**Task goal**
Extract all records. Keep each one exact.

Start of Block

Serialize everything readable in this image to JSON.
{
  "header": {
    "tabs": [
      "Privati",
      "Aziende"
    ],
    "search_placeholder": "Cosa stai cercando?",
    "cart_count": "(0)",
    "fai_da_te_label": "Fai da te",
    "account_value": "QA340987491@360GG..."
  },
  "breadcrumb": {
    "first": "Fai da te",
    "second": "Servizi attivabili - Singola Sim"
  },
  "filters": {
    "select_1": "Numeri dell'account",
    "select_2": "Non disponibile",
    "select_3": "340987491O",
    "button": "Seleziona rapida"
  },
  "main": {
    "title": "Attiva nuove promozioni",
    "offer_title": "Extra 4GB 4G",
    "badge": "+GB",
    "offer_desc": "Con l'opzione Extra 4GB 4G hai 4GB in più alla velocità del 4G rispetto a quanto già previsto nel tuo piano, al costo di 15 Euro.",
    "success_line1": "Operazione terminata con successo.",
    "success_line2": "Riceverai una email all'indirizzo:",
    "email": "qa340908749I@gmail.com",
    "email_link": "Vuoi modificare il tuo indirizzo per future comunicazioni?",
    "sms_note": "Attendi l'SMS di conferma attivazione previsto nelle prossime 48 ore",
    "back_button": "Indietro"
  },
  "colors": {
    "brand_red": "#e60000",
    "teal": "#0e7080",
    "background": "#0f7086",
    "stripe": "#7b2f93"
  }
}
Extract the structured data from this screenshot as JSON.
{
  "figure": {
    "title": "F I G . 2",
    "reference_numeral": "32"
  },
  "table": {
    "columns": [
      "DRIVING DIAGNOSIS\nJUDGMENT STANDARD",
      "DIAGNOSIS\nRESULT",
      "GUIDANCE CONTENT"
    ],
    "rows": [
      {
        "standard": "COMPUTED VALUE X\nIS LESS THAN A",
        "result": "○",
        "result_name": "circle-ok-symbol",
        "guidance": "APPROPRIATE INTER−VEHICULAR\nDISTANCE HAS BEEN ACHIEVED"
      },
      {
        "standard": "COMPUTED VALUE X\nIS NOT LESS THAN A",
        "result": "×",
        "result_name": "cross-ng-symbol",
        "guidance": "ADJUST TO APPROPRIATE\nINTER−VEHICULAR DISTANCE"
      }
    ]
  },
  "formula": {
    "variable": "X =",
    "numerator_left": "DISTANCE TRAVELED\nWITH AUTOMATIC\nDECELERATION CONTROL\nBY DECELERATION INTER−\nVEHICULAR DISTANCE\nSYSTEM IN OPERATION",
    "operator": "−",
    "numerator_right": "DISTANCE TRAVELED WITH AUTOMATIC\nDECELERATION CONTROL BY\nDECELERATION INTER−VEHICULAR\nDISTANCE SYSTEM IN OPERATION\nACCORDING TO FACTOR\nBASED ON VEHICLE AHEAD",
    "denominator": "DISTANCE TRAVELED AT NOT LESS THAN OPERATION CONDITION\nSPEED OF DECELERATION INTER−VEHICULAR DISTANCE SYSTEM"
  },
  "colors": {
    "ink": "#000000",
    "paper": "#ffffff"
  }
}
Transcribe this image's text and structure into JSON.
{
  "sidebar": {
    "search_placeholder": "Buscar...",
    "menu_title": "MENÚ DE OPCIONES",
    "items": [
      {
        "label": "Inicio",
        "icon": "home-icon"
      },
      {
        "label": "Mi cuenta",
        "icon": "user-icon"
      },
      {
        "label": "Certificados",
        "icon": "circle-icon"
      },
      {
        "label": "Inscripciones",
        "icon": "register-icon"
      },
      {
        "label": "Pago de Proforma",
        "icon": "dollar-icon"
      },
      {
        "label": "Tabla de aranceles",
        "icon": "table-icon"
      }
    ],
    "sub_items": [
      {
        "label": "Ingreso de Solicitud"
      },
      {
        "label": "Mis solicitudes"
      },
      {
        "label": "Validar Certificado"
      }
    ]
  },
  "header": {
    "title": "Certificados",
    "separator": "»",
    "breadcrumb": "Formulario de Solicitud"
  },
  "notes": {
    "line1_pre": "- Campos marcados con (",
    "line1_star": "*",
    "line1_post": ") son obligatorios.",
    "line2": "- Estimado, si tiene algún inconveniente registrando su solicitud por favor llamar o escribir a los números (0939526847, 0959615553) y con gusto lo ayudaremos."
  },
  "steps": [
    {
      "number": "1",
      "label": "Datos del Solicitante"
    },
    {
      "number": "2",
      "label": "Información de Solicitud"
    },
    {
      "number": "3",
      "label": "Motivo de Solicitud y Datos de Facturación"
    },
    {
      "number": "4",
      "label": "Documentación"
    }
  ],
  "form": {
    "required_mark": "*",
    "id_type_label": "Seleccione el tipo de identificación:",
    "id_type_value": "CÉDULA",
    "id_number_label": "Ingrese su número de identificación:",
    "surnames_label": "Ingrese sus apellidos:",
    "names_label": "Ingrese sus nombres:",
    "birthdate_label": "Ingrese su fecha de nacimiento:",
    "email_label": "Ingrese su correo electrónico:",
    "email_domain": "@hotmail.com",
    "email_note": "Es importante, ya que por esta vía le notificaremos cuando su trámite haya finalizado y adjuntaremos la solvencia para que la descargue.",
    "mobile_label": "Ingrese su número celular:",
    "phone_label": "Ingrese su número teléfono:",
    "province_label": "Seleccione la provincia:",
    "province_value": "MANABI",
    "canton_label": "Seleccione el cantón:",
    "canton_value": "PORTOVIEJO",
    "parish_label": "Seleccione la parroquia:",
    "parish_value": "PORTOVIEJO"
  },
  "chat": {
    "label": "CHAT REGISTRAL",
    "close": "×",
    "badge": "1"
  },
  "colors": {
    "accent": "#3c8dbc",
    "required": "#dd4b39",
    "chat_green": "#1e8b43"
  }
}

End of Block

**Answer area**
Serialize everything readable in this image to JSON.
{
  "header": {
    "tabs": [
      "Privati",
      "Aziende"
    ],
    "search_placeholder": "Cosa stai cercando?",
    "cart_count": "(0)",
    "fai_da_te_label": "Fai da te",
    "account_value": "QA340987491@360GG..."
  },
  "breadcrumb": {
    "first": "Fai da te",
    "second": "Servizi attivabili - Singola Sim"
  },
  "filters": {
    "select_1": "Numeri dell'account",
    "select_2": "Non disponibile",
    "select_3": "340987491O",
    "button": "Seleziona rapida"
  },
  "main": {
    "title": "Attiva nuove promozioni",
    "offer_title": "Extra 4GB 4G",
    "badge": "+GB",
    "offer_desc": "Con l'opzione Extra 4GB 4G hai 4GB in più alla velocità del 4G rispetto a quanto già previsto nel tuo piano, al costo di 15 Euro.",
    "success_line1": "Operazione terminata con successo.",
    "success_line2": "Riceverai una email all'indirizzo:",
    "email": "qa340908749I@gmail.com",
    "email_link": "Vuoi modificare il tuo indirizzo per future comunicazioni?",
    "sms_note": "Attendi l'SMS di conferma attivazione previsto nelle prossime 48 ore",
    "back_button": "Indietro"
  },
  "colors": {
    "brand_red": "#e60000",
    "teal": "#0e7080",
    "background": "#0f7086",
    "stripe": "#7b2f93"
  }
}
Extract the structured data from this screenshot as JSON.
{
  "figure": {
    "title": "F I G . 2",
    "reference_numeral": "32"
  },
  "table": {
    "columns": [
      "DRIVING DIAGNOSIS\nJUDGMENT STANDARD",
      "DIAGNOSIS\nRESULT",
      "GUIDANCE CONTENT"
    ],
    "rows": [
      {
        "standard": "COMPUTED VALUE X\nIS LESS THAN A",
        "result": "○",
        "result_name": "circle-ok-symbol",
        "guidance": "APPROPRIATE INTER−VEHICULAR\nDISTANCE HAS BEEN ACHIEVED"
      },
      {
        "standard": "COMPUTED VALUE X\nIS NOT LESS THAN A",
        "result": "×",
        "result_name": "cross-ng-symbol",
        "guidance": "ADJUST TO APPROPRIATE\nINTER−VEHICULAR DISTANCE"
      }
    ]
  },
  "formula": {
    "variable": "X =",
    "numerator_left": "DISTANCE TRAVELED\nWITH AUTOMATIC\nDECELERATION CONTROL\nBY DECELERATION INTER−\nVEHICULAR DISTANCE\nSYSTEM IN OPERATION",
    "operator": "−",
    "numerator_right": "DISTANCE TRAVELED WITH AUTOMATIC\nDECELERATION CONTROL BY\nDECELERATION INTER−VEHICULAR\nDISTANCE SYSTEM IN OPERATION\nACCORDING TO FACTOR\nBASED ON VEHICLE AHEAD",
    "denominator": "DISTANCE TRAVELED AT NOT LESS THAN OPERATION CONDITION\nSPEED OF DECELERATION INTER−VEHICULAR DISTANCE SYSTEM"
  },
  "colors": {
    "ink": "#000000",
    "paper": "#ffffff"
  }
}
Transcribe this image's text and structure into JSON.
{
  "sidebar": {
    "search_placeholder": "Buscar...",
    "menu_title": "MENÚ DE OPCIONES",
    "items": [
      {
        "label": "Inicio",
        "icon": "home-icon"
      },
      {
        "label": "Mi cuenta",
        "icon": "user-icon"
      },
      {
        "label": "Certificados",
        "icon": "circle-icon"
      },
      {
        "label": "Inscripciones",
        "icon": "register-icon"
      },
      {
        "label": "Pago de Proforma",
        "icon": "dollar-icon"
      },
      {
        "label": "Tabla de aranceles",
        "icon": "table-icon"
      }
    ],
    "sub_items": [
      {
        "label": "Ingreso de Solicitud"
      },
      {
        "label": "Mis solicitudes"
      },
      {
        "label": "Validar Certificado"
      }
    ]
  },
  "header": {
    "title": "Certificados",
    "separator": "»",
    "breadcrumb": "Formulario de Solicitud"
  },
  "notes": {
    "line1_pre": "- Campos marcados con (",
    "line1_star": "*",
    "line1_post": ") son obligatorios.",
    "line2": "- Estimado, si tiene algún inconveniente registrando su solicitud por favor llamar o escribir a los números (0939526847, 0959615553) y con gusto lo ayudaremos."
  },
  "steps": [
    {
      "number": "1",
      "label": "Datos del Solicitante"
    },
    {
      "number": "2",
      "label": "Información de Solicitud"
    },
    {
      "number": "3",
      "label": "Motivo de Solicitud y Datos de Facturación"
    },
    {
      "number": "4",
      "label": "Documentación"
    }
  ],
  "form": {
    "required_mark": "*",
    "id_type_label": "Seleccione el tipo de identificación:",
    "id_type_value": "CÉDULA",
    "id_number_label": "Ingrese su número de identificación:",
    "surnames_label": "Ingrese sus apellidos:",
    "names_label": "Ingrese sus nombres:",
    "birthdate_label": "Ingrese su fecha de nacimiento:",
    "email_label": "Ingrese su correo electrónico:",
    "email_domain": "@hotmail.com",
    "email_note": "Es importante, ya que por esta vía le notificaremos cuando su trámite haya finalizado y adjuntaremos la solvencia para que la descargue.",
    "mobile_label": "Ingrese su número celular:",
    "phone_label": "Ingrese su número teléfono:",
    "province_label": "Seleccione la provincia:",
    "province_value": "MANABI",
    "canton_label": "Seleccione el cantón:",
    "canton_value": "PORTOVIEJO",
    "parish_label": "Seleccione la parroquia:",
    "parish_value": "PORTOVIEJO"
  },
  "chat": {
    "label": "CHAT REGISTRAL",
    "close": "×",
    "badge": "1"
  },
  "colors": {
    "accent": "#3c8dbc",
    "required": "#dd4b39",
    "chat_green": "#1e8b43"
  }
}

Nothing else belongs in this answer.